### Problem details
Your output should be exactly the lines from the one containing "Read all visible content and emit it as JSON." through the final line of the records, both included, with every picture left out.

Dataset rows describing interfaces
━━━
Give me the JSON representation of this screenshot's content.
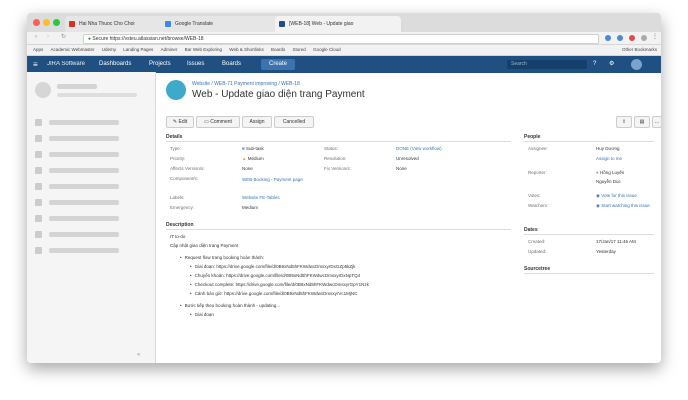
{
  "browser": {
    "tabs": [
      {
        "label": "Hai Nha Thuoc Cho Choi",
        "color": "#d93025"
      },
      {
        "label": "Google Translate",
        "color": "#4285f4"
      },
      {
        "label": "[WEB-18] Web - Update giao",
        "color": "#205081"
      }
    ],
    "url": "Secure https://vsteu.atlassian.net/browse/WEB-18",
    "bookmarks": [
      "Apps",
      "Academic Webmaster",
      "Udemy",
      "Landing Pages",
      "Adminer",
      "Bar Web Exploring",
      "Web & Shortlinks",
      "Boards",
      "Stored",
      "Google Cloud",
      "Other Bookmarks"
    ]
  },
  "navbar": {
    "logo": "JIRA Software",
    "items": [
      "Dashboards",
      "Projects",
      "Issues",
      "Boards",
      "Create"
    ],
    "search_placeholder": "Search"
  },
  "issue": {
    "breadcrumb": "Website / WEB-71 Payment improving / WEB-18",
    "title": "Web - Update giao diện trang Payment",
    "actions": [
      "Edit",
      "Comment",
      "Assign",
      "Cancelled"
    ],
    "details_heading": "Details",
    "fields_left": [
      {
        "label": "Type:",
        "value": "Sub-task"
      },
      {
        "label": "Priority:",
        "value": "Medium"
      },
      {
        "label": "Affects Version/s:",
        "value": "None"
      },
      {
        "label": "Component/s:",
        "value": "WEB Booking - Payment page"
      },
      {
        "label": "Labels:",
        "value": "Website  FE-Tables"
      },
      {
        "label": "Emergency:",
        "value": "Medium"
      }
    ],
    "fields_right": [
      {
        "label": "Status:",
        "value": "DONE  (View workflow)"
      },
      {
        "label": "Resolution:",
        "value": "Unresolved"
      },
      {
        "label": "Fix Version/s:",
        "value": "None"
      }
    ],
    "people_heading": "People",
    "people": [
      {
        "label": "Assignee:",
        "value": "Huy Dương"
      },
      {
        "label": "",
        "value": "Assign to me"
      },
      {
        "label": "Reporter:",
        "value": "Hồng Luyến"
      },
      {
        "label": "",
        "value": "Nguyễn Duc"
      },
      {
        "label": "Votes:",
        "value": "Vote for this issue"
      },
      {
        "label": "Watchers:",
        "value": "Start watching this issue"
      }
    ],
    "dates_heading": "Dates",
    "dates": [
      {
        "label": "Created:",
        "value": "17/Jan/17 11:46 AM"
      },
      {
        "label": "Updated:",
        "value": "Yesterday"
      }
    ],
    "sourcetree_heading": "Sourcetree",
    "description_heading": "Description",
    "description": [
      {
        "text": "IT to-do",
        "indent": 0,
        "bullet": false
      },
      {
        "text": "Cập nhật giao diện trang Payment",
        "indent": 0,
        "bullet": false
      },
      {
        "text": "Request flow trang booking hoàn thành:",
        "indent": 1,
        "bullet": true
      },
      {
        "text": "Giai đoạn: https://drive.google.com/file/d/0B9xNd5hFKWdwcDmsxyrDxGZp5kZjk",
        "indent": 2,
        "bullet": true
      },
      {
        "text": "Chuyển khoản: https://drive.google.com/file/d/0B9xNd5hFKWdwcDmsxyrDxNpTQ4",
        "indent": 2,
        "bullet": true
      },
      {
        "text": "Checkout complete: https://drive.google.com/file/d/0B9xNd5hFKWdwcDmsxyrGpY1Nzk",
        "indent": 2,
        "bullet": true
      },
      {
        "text": "Cảnh báo giờ: https://drive.google.com/file/d/0B9xNd5hFKWdwcDmsxyrVc1MjNC",
        "indent": 2,
        "bullet": true
      },
      {
        "text": "Bước tiếp theo booking hoàn thành - updating...",
        "indent": 1,
        "bullet": true
      },
      {
        "text": "Giai đoạn",
        "indent": 2,
        "bullet": true
      }
    ]
  }
}
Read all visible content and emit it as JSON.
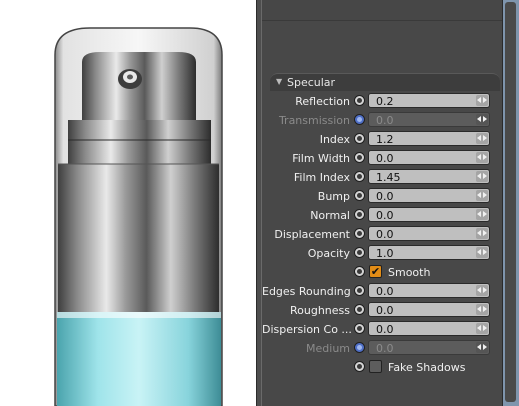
{
  "viewport": {
    "description_icon": "pump-bottle-render"
  },
  "section": {
    "title": "Specular"
  },
  "properties": [
    {
      "label": "Reflection",
      "value": "0.2",
      "enabled": true
    },
    {
      "label": "Transmission",
      "value": "0.0",
      "enabled": false
    },
    {
      "label": "Index",
      "value": "1.2",
      "enabled": true
    },
    {
      "label": "Film Width",
      "value": "0.0",
      "enabled": true
    },
    {
      "label": "Film Index",
      "value": "1.45",
      "enabled": true
    },
    {
      "label": "Bump",
      "value": "0.0",
      "enabled": true
    },
    {
      "label": "Normal",
      "value": "0.0",
      "enabled": true
    },
    {
      "label": "Displacement",
      "value": "0.0",
      "enabled": true
    },
    {
      "label": "Opacity",
      "value": "1.0",
      "enabled": true
    }
  ],
  "smooth": {
    "label": "Smooth",
    "checked": true
  },
  "properties2": [
    {
      "label": "Edges Rounding",
      "value": "0.0",
      "enabled": true
    },
    {
      "label": "Roughness",
      "value": "0.0",
      "enabled": true
    },
    {
      "label": "Dispersion Co ...",
      "value": "0.0",
      "enabled": true
    },
    {
      "label": "Medium",
      "value": "0.0",
      "enabled": false
    }
  ],
  "fake_shadows": {
    "label": "Fake Shadows",
    "checked": false
  },
  "colors": {
    "accent": "#e28c16",
    "panel_bg": "#484848",
    "field_bg": "#bfbfbf",
    "scrollbar": "#7f95ad"
  }
}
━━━
### Output for this exercise
Read all visible content and emit it as JSON.
{
  "viewport": {
    "description_icon": "pump-bottle-render"
  },
  "section": {
    "title": "Specular"
  },
  "properties": [
    {
      "label": "Reflection",
      "value": "0.2",
      "enabled": true
    },
    {
      "label": "Transmission",
      "value": "0.0",
      "enabled": false
    },
    {
      "label": "Index",
      "value": "1.2",
      "enabled": true
    },
    {
      "label": "Film Width",
      "value": "0.0",
      "enabled": true
    },
    {
      "label": "Film Index",
      "value": "1.45",
      "enabled": true
    },
    {
      "label": "Bump",
      "value": "0.0",
      "enabled": true
    },
    {
      "label": "Normal",
      "value": "0.0",
      "enabled": true
    },
    {
      "label": "Displacement",
      "value": "0.0",
      "enabled": true
    },
    {
      "label": "Opacity",
      "value": "1.0",
      "enabled": true
    }
  ],
  "smooth": {
    "label": "Smooth",
    "checked": true
  },
  "properties2": [
    {
      "label": "Edges Rounding",
      "value": "0.0",
      "enabled": true
    },
    {
      "label": "Roughness",
      "value": "0.0",
      "enabled": true
    },
    {
      "label": "Dispersion Co ...",
      "value": "0.0",
      "enabled": true
    },
    {
      "label": "Medium",
      "value": "0.0",
      "enabled": false
    }
  ],
  "fake_shadows": {
    "label": "Fake Shadows",
    "checked": false
  },
  "colors": {
    "accent": "#e28c16",
    "panel_bg": "#484848",
    "field_bg": "#bfbfbf",
    "scrollbar": "#7f95ad"
  }
}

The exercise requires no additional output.